Your instructions => Every line below that holds "introduction" must be copied.

Entries supplied =>

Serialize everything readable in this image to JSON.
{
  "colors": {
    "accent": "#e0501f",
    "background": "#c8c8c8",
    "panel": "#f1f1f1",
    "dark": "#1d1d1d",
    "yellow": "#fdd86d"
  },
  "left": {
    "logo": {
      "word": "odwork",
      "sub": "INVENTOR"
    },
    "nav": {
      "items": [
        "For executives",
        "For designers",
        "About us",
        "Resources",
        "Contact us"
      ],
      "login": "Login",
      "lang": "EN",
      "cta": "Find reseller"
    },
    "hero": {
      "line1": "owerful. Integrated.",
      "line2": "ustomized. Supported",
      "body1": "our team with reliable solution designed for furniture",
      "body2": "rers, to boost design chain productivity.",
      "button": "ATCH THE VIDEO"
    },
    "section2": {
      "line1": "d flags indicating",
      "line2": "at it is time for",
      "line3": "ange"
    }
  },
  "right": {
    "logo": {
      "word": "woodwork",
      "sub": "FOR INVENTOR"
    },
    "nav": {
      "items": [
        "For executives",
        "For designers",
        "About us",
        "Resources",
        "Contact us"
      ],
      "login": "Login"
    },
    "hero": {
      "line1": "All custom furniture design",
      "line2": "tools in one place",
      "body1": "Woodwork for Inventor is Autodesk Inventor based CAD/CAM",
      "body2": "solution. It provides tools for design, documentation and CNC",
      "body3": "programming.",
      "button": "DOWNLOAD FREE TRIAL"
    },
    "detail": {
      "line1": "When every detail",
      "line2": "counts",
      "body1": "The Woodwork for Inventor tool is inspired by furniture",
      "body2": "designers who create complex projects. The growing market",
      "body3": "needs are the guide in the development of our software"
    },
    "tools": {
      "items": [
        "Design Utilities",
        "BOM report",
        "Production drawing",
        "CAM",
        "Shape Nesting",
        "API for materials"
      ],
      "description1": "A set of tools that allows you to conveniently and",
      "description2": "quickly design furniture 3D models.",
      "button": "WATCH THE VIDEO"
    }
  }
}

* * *

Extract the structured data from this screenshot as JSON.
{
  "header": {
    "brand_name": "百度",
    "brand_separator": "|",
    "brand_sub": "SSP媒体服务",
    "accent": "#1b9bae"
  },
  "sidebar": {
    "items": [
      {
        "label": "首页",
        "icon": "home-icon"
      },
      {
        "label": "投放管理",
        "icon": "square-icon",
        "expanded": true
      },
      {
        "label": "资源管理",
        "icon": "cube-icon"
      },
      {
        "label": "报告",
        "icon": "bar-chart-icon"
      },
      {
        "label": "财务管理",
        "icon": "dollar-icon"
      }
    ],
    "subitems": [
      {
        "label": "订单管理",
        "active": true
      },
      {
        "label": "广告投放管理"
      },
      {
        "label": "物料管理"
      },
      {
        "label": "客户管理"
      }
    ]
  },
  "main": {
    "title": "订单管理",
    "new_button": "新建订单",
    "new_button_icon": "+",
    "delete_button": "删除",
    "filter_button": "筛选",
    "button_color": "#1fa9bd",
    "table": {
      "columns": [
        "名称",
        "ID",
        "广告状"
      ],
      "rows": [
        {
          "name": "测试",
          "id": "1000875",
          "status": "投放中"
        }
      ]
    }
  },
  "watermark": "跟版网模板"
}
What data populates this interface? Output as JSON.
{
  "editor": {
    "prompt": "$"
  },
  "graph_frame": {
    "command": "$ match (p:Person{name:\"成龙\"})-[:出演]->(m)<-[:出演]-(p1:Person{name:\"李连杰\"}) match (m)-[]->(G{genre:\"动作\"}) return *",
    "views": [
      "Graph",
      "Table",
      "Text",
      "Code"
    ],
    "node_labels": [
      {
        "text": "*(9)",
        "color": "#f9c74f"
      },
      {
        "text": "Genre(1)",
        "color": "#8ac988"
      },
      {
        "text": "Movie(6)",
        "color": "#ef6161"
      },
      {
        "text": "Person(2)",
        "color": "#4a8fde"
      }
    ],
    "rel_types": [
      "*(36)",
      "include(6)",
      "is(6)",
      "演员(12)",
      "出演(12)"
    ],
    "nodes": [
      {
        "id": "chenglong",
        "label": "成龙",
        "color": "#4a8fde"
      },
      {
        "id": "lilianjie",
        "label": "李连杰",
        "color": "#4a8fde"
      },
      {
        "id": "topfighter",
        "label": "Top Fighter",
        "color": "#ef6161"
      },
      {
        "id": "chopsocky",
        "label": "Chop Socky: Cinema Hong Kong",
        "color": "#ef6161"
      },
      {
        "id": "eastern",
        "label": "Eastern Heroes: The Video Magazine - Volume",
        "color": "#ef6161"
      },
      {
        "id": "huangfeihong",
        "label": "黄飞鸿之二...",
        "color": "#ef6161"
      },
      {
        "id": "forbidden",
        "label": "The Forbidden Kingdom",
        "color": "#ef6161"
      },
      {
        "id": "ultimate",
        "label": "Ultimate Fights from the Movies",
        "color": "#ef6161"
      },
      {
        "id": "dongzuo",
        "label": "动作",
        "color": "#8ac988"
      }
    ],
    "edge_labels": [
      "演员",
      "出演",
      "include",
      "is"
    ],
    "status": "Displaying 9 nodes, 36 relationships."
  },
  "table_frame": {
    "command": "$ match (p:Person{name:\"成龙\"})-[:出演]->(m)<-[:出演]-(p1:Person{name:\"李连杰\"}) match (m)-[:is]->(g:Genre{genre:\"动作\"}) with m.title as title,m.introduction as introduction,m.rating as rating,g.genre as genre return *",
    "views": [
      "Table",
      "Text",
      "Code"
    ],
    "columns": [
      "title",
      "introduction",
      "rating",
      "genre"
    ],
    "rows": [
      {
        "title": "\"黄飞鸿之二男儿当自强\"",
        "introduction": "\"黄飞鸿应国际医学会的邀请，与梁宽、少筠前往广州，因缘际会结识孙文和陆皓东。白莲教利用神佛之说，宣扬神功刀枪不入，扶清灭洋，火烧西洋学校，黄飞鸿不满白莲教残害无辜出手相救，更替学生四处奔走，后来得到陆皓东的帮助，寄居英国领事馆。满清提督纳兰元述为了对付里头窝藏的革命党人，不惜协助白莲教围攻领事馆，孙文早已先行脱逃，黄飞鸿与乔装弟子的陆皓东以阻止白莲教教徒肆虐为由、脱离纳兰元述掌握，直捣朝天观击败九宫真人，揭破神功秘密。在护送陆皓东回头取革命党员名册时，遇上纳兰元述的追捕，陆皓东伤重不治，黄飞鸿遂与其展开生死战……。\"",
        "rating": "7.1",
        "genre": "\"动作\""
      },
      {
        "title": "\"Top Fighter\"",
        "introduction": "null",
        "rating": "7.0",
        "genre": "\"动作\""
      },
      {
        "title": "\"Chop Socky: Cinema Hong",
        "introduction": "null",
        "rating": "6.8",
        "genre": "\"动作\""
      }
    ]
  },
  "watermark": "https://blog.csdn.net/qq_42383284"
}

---

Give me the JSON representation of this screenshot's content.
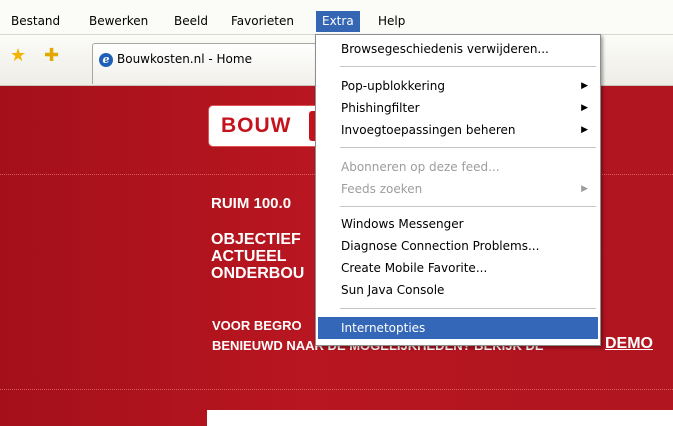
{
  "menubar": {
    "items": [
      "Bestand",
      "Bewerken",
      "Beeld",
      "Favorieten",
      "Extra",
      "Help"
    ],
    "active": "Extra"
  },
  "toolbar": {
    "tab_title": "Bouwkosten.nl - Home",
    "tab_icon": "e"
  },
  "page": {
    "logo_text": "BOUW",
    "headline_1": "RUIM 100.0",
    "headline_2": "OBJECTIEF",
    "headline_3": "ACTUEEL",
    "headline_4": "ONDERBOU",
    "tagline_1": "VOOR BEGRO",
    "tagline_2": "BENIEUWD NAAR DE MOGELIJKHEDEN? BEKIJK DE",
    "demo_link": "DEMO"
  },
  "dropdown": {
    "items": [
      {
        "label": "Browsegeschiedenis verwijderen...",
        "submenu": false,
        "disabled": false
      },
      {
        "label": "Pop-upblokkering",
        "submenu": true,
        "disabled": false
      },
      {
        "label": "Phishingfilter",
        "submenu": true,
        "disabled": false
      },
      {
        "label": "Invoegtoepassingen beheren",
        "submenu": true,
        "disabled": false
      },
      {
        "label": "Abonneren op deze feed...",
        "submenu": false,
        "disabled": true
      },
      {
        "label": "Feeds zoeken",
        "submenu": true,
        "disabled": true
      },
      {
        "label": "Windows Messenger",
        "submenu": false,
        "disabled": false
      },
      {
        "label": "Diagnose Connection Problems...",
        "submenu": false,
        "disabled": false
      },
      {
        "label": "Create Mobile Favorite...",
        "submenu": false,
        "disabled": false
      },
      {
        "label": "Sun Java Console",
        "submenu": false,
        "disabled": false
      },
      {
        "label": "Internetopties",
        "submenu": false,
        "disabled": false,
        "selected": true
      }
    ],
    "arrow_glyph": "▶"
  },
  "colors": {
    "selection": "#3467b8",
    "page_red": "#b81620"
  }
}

Task output =>
    "command": "$ match (p:Person{name:\"成龙\"})-[:出演]->(m)<-[:出演]-(p1:Person{name:\"李连杰\"}) match (m)-[:is]->(g:Genre{genre:\"动作\"}) with m.title as title,m.introduction as introduction,m.rating as rating,g.genre as genre return *",
      "introduction",
        "introduction": "\"黄飞鸿应国际医学会的邀请，与梁宽、少筠前往广州，因缘际会结识孙文和陆皓东。白莲教利用神佛之说，宣扬神功刀枪不入，扶清灭洋，火烧西洋学校，黄飞鸿不满白莲教残害无辜出手相救，更替学生四处奔走，后来得到陆皓东的帮助，寄居英国领事馆。满清提督纳兰元述为了对付里头窝藏的革命党人，不惜协助白莲教围攻领事馆，孙文早已先行脱逃，黄飞鸿与乔装弟子的陆皓东以阻止白莲教教徒肆虐为由、脱离纳兰元述掌握，直捣朝天观击败九宫真人，揭破神功秘密。在护送陆皓东回头取革命党员名册时，遇上纳兰元述的追捕，陆皓东伤重不治，黄飞鸿遂与其展开生死战……。\"",
        "introduction": "null",
        "introduction": "null",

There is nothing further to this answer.